In journalism school, we like to talk a lot about reporters’ role in a democracy. Inform the public of affairs! Power to the people! Comfort the afflicted and afflict the comfortable!
Too bad there’s a lot of pre-election reporting that falls into the so-called Horse Race; rather than covering the issues, journalists pick up on the minute details of a politician’s behavior, or unflattering fashion choice, or accidental speech flub. When paired with the negative campaign ads that saturate the t.v., is it any wonder that voters get turned off from politics?
In fact, on Tuesday, only one-third of Missourians are expected to go out and vote.
Perhaps our election coverage should cover voting itself. We’ve come a long way since the new American nation considered land-owning white men as the only people worthy of voting. It’s important to remember that women and minorities had to fight for their right to vote.
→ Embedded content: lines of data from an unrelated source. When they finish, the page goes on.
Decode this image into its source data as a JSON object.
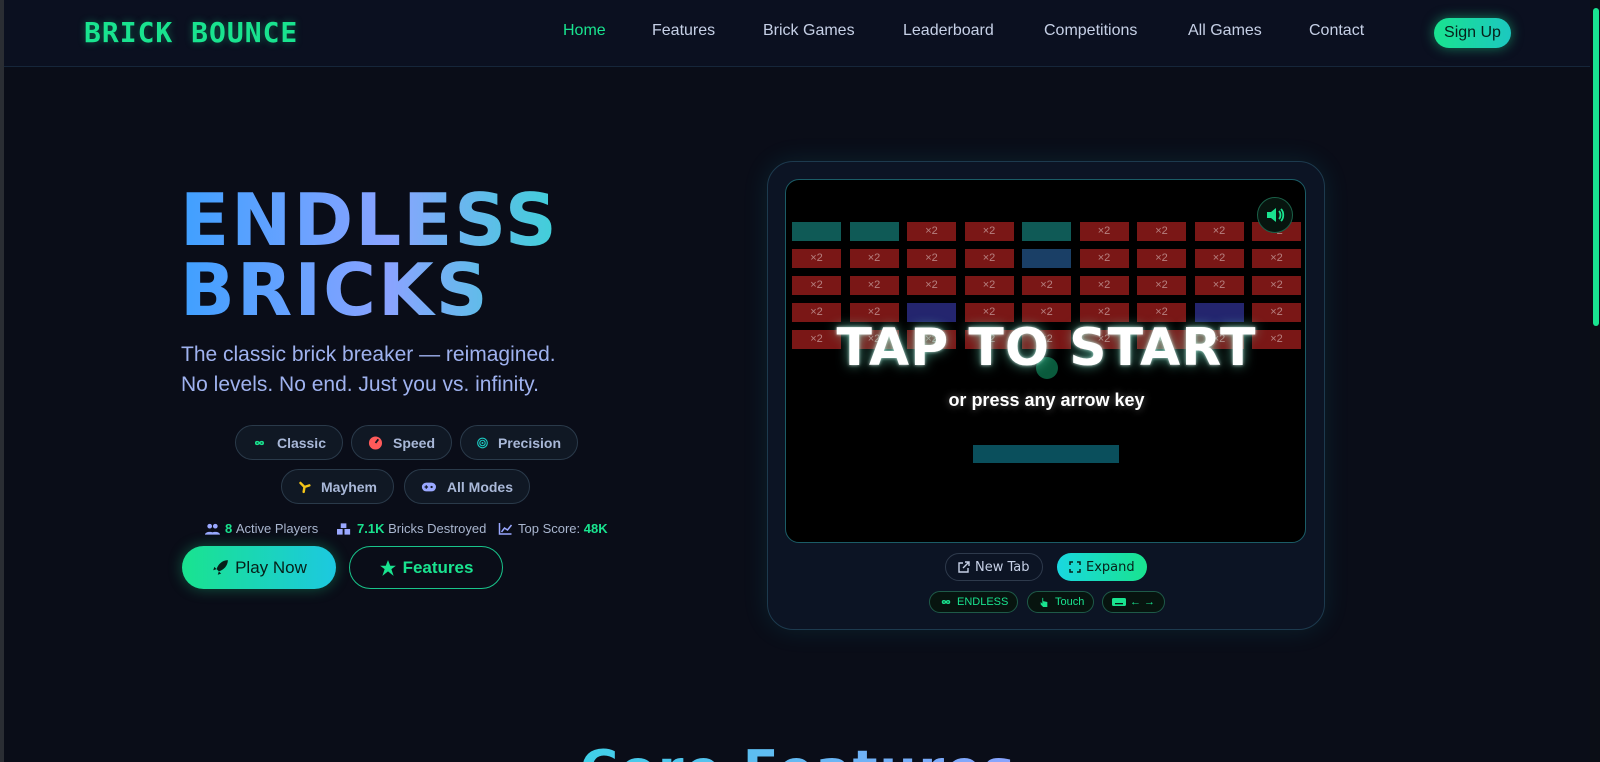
{
  "nav": {
    "brand": "BRICK BOUNCE",
    "links": [
      "Home",
      "Features",
      "Brick Games",
      "Leaderboard",
      "Competitions",
      "All Games",
      "Contact"
    ],
    "active": "Home",
    "signup": "Sign Up"
  },
  "hero": {
    "title_line1": "ENDLESS",
    "title_line2": "BRICKS",
    "subtitle_line1": "The classic brick breaker — reimagined.",
    "subtitle_line2": "No levels. No end. Just you vs. infinity.",
    "modes": [
      {
        "label": "Classic",
        "icon": "infinity-icon",
        "color": "#19e38f"
      },
      {
        "label": "Speed",
        "icon": "gauge-icon",
        "color": "#ff5a5a"
      },
      {
        "label": "Precision",
        "icon": "target-icon",
        "color": "#1cc8c0"
      },
      {
        "label": "Mayhem",
        "icon": "nuclear-icon",
        "color": "#f5c518"
      },
      {
        "label": "All Modes",
        "icon": "gamepad-icon",
        "color": "#9aa8ff"
      }
    ],
    "stats": {
      "active_players_value": "8",
      "active_players_label": "Active Players",
      "bricks_value": "7.1K",
      "bricks_label": "Bricks Destroyed",
      "top_score_label": "Top Score:",
      "top_score_value": "48K"
    },
    "play_button": "Play Now",
    "features_button": "Features"
  },
  "game": {
    "tap_to_start": "TAP TO START",
    "press_key": "or press any arrow key",
    "brick_multiplier": "×2",
    "new_tab": "New Tab",
    "expand": "Expand",
    "tags": [
      "ENDLESS",
      "Touch",
      "← →"
    ]
  },
  "next_section_title": "Core Features",
  "colors": {
    "accent": "#19e38f",
    "background": "#0a0d18",
    "brick_red": "#7a1716",
    "brick_teal": "#0f5a56"
  }
}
It’s also important to remember that laws continuing to disenfranchise minorities still exist.
I know that the upcoming elections are only the mid-terms. Maybe it’s not glamorous or exciting to vote on state amendments or local ballot issues, but they have direct implications for you. You’ve got a day left–that’s plenty of time to get educated about your state, district or town. (If you’re in Missouri, by the way, here’s a good place to get yourself up to speed.)
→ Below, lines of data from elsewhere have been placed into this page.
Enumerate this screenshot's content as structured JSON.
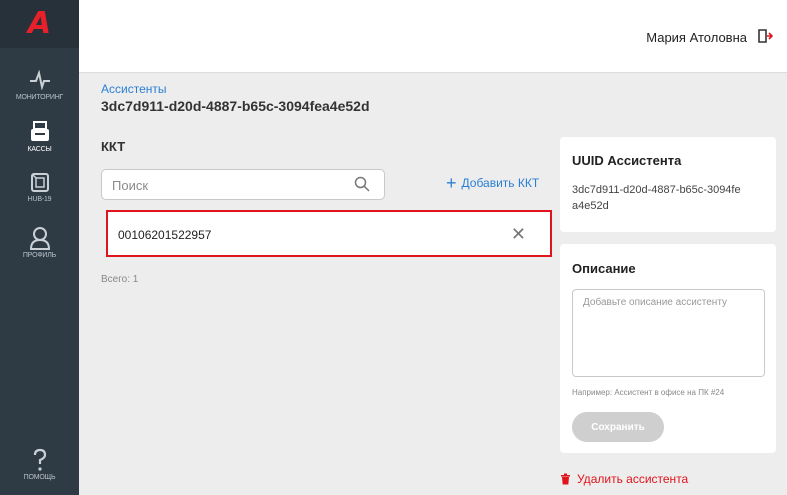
{
  "sidebar": {
    "logo": "A",
    "items": [
      {
        "label": "Мониторинг",
        "icon": "pulse-icon"
      },
      {
        "label": "Кассы",
        "icon": "printer-icon"
      },
      {
        "label": "HUB-19",
        "icon": "hub-icon"
      },
      {
        "label": "Профиль",
        "icon": "user-icon"
      }
    ],
    "help_label": "Помощь"
  },
  "header": {
    "user_name": "Мария Атоловна"
  },
  "breadcrumb": "Ассистенты",
  "page_title": "3dc7d911-d20d-4887-b65c-3094fea4e52d",
  "kkt_section": {
    "title": "ККТ",
    "search_placeholder": "Поиск",
    "add_label": "Добавить ККТ",
    "items": [
      {
        "number": "00106201522957"
      }
    ],
    "total": "Всего: 1"
  },
  "uuid_card": {
    "title": "UUID Ассистента",
    "value": "3dc7d911-d20d-4887-b65c-3094fea4e52d"
  },
  "description_card": {
    "title": "Описание",
    "placeholder": "Добавьте описание ассистенту",
    "hint": "Например: Ассистент в офисе на ПК #24",
    "save_label": "Сохранить"
  },
  "delete_label": "Удалить ассистента",
  "colors": {
    "sidebar": "#2f3b44",
    "accent_blue": "#2a7fd4",
    "accent_red": "#e0141c"
  }
}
So in the end, it’s up to you. Power to the people! Go and vote!